FRONTLINE Wins 2 duPont-Columbia Awards
FRONTLINE documentaries about U.S. government surveillance programs and ISIS’s role in the brutal civil war in Syria have been honored with 2015 Alfred I. duPont-Columbia University Awards for excellence in broadcast and digital news.
United States of Secrets, a two-part series from filmmakers Michael Kirk and Martin Smith, explored how the National Security Agency began monitoring the personal data of millions of Americans in the wake of 9/11, and the role of Silicon Valley firms like Google and Facebook.
“We’re especially honored to be recognized for two films on such different but equally important subjects: domestic surveillance and the war in Syria. The awards really speak to the depth of our producers, and their determination to tell honest, ambitious stories,” said Raney Aronson-Rath, FRONTLINE deputy executive producer.
“We’re very grateful for these awards, and for being trusted with the mission of producing in-depth journalism that covers the world,” said FRONTLINE founder and executive producer David Fanning. “We couldn’t do it without our funders, PBS and CPB, or the viewers who watch and support our films.”
Syria’s Second Front documented ISIS’s early emergence in Syria.
“It’s a great honor to be a winner of the duPont award, especially because it’s granted by Columbia University, an institution I have always admired,” said Muhammad Ali. “The story was hard to make and I had to spend three months on the ground, getting in and out and following many elements.
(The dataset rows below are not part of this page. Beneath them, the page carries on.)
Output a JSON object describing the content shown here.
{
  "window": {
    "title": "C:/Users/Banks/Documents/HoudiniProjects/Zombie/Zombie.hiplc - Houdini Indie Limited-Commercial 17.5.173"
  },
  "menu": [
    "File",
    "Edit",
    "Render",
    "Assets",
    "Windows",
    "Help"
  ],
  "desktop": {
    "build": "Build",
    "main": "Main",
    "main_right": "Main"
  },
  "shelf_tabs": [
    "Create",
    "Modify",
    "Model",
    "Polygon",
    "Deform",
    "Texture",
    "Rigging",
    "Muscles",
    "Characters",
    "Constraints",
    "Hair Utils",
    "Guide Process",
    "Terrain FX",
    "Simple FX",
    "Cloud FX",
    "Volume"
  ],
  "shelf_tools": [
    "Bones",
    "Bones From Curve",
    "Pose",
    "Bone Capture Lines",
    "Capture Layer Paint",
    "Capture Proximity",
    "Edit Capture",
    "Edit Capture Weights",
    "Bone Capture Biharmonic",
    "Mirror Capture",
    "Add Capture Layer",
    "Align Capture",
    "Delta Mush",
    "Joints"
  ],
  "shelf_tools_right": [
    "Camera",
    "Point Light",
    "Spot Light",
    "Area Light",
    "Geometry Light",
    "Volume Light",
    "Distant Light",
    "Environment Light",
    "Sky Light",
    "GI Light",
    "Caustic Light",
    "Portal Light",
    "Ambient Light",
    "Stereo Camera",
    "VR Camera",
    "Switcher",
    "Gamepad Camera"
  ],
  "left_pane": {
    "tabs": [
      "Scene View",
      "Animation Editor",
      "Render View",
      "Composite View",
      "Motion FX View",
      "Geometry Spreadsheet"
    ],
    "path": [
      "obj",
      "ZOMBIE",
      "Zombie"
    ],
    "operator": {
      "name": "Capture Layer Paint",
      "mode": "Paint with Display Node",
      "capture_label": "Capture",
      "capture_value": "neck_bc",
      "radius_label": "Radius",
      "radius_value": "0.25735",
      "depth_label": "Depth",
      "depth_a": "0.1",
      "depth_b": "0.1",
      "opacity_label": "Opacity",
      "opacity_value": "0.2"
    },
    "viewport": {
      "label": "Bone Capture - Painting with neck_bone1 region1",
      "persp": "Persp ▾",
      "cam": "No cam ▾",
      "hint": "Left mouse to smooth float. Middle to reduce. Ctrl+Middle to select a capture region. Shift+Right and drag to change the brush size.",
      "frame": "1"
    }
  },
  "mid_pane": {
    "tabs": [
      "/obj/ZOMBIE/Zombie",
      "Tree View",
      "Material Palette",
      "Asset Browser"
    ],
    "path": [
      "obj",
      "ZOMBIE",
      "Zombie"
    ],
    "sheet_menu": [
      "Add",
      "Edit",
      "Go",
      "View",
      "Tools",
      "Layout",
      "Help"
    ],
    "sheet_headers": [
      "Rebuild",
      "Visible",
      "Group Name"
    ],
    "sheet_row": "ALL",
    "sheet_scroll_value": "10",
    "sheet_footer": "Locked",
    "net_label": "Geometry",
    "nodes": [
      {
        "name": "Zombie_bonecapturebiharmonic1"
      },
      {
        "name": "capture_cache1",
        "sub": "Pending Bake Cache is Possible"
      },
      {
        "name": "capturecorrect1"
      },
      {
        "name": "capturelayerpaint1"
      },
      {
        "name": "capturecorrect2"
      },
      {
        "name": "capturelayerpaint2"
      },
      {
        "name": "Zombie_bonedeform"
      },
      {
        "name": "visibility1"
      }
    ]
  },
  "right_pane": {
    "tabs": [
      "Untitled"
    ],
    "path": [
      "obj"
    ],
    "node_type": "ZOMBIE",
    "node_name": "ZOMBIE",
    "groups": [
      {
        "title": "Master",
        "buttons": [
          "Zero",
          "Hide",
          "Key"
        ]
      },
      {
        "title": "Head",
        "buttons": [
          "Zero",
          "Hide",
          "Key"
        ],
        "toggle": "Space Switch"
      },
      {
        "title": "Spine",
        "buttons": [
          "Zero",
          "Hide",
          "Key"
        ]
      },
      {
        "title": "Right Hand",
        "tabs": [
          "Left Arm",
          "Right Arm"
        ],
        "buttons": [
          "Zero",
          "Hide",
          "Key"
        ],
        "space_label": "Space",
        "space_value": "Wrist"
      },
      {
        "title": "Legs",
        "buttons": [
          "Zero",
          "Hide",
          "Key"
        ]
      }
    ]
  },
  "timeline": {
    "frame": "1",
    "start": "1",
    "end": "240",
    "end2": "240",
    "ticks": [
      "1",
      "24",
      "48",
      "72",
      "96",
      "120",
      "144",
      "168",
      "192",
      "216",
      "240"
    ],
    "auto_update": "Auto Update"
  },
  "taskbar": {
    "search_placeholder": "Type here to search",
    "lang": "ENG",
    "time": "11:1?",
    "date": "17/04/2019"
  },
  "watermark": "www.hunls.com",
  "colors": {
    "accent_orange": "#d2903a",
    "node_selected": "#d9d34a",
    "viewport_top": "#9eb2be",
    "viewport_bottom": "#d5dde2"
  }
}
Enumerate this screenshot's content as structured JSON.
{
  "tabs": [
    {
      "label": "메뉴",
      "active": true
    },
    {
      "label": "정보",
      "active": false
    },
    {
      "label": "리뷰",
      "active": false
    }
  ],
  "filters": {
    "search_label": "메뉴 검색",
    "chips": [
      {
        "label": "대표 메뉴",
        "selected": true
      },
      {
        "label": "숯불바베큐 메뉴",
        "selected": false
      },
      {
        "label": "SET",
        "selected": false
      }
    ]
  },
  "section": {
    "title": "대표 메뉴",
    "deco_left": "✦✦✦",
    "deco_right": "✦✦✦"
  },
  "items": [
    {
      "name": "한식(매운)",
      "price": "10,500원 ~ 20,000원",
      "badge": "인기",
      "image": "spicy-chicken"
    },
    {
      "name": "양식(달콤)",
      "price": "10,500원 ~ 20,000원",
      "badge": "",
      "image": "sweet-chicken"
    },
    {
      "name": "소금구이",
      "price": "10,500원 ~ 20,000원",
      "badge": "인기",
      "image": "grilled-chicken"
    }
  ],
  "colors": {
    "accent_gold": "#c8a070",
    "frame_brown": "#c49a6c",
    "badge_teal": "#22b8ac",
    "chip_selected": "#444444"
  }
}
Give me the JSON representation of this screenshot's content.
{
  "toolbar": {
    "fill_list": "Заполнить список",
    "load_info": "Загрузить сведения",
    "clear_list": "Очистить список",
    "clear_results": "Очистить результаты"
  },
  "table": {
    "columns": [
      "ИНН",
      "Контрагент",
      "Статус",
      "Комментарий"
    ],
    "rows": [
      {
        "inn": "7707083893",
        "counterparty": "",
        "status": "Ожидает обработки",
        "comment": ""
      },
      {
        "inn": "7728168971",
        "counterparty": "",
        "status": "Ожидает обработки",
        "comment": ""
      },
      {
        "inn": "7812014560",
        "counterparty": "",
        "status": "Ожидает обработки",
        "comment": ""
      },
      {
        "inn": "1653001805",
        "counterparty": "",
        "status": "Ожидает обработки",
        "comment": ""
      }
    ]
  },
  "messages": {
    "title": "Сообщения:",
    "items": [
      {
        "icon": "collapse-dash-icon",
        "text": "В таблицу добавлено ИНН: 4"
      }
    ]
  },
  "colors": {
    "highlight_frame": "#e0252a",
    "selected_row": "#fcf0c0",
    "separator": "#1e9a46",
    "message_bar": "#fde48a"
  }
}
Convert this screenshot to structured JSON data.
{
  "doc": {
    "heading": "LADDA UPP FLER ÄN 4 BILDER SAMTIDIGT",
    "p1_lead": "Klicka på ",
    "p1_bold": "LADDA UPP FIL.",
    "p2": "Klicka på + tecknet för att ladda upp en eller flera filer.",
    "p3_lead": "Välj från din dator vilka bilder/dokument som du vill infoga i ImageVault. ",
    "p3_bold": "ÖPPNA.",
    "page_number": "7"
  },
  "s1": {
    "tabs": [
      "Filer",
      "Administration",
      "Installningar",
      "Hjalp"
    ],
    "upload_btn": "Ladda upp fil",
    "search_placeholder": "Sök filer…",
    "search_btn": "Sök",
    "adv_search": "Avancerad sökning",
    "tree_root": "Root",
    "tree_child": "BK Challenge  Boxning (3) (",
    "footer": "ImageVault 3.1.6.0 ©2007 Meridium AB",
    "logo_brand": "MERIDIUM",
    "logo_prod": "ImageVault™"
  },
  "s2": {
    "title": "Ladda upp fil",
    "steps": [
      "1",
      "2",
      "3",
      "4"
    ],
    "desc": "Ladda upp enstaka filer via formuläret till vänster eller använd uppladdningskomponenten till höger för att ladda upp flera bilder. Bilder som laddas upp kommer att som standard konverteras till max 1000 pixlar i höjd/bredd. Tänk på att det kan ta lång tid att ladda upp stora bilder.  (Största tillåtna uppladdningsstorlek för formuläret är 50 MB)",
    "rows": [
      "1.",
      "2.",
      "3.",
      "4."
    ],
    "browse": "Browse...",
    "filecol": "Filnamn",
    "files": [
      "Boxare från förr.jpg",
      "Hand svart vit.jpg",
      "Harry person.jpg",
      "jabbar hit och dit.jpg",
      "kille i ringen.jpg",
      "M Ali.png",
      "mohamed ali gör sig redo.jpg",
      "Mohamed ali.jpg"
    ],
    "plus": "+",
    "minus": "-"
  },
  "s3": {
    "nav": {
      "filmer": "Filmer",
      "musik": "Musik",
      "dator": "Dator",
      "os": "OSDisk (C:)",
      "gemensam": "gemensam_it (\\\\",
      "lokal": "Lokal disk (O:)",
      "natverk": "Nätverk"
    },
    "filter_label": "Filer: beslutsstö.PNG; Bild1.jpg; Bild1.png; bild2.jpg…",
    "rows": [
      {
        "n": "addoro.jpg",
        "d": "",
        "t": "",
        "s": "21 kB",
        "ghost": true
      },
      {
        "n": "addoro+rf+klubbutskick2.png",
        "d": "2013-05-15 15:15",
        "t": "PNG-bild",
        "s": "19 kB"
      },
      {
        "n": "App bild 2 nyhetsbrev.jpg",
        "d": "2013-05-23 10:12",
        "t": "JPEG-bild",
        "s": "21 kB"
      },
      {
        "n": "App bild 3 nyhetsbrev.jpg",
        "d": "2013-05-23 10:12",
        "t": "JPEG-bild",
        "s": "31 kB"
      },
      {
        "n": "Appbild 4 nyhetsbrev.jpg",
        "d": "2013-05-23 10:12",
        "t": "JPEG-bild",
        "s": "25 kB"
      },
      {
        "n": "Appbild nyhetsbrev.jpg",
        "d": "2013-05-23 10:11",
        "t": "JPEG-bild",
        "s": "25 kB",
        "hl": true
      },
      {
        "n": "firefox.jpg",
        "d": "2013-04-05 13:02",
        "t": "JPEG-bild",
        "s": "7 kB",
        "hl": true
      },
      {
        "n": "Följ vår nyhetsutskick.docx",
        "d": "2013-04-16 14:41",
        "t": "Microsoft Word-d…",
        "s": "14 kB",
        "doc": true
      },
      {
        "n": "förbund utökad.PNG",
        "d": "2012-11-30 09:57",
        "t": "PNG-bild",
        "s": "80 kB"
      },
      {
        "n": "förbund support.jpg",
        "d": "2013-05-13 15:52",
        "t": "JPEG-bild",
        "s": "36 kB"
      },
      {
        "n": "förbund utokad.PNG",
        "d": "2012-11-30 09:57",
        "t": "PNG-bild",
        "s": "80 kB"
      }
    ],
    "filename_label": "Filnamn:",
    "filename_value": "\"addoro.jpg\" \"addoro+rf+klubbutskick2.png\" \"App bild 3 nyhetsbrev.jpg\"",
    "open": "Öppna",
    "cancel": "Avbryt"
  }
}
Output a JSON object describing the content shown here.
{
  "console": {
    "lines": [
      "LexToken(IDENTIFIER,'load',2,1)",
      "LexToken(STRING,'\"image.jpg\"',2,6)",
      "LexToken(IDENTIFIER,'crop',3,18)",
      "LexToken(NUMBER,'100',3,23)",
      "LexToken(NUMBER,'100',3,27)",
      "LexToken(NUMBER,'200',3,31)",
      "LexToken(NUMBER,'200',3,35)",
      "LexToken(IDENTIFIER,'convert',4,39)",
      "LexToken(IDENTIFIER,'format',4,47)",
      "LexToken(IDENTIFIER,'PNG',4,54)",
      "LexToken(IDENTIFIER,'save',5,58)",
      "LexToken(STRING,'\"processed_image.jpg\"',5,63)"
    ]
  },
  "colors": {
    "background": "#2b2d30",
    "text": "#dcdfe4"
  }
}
I want to highlight the efforts of FRONTLINE, because they were very patient to produce a story that was not guaranteed to happen due to the logistics and the dangerous conditions. Thankfully, they didn’t give up when I exceeded the delivery deadline many times. This is the real mentality of the investigative work. I am very grateful for their support.”
Michael Kirk directed, co-wrote and co-produced Part One of United States of Secrets, entitled The Program. The film tracked how the U.S.’s fear of another terror attack after 9/11 led to widespread monitoring of its citizens.
“It is a real honor to receive the duPont-Columbia Award and to have our work recognized,” Kirk said. “We produced the film to help viewers fully understand the scope of the government’s surveillance operations and the decisions made by public officials to spy on millions of ordinary people. The overwhelmingly positive response of our viewers and the award from the duPont-Columbia judges means we accomplished our goal.”
Martin Smith wrote and produced Part Two, Privacy Lost, which focused on technology companies’ roles in the government monitoring.
“This was difficult work as none of the Silicon Valley companies that were at the center of Part Two’s report were willing to cooperate. Myself and my team are deeply honored,” Smith said.
You can watch the winning films below:
Syria’s Second Front:
United States of Secrets Pt. 1:
United States of Secrets Pt. 2: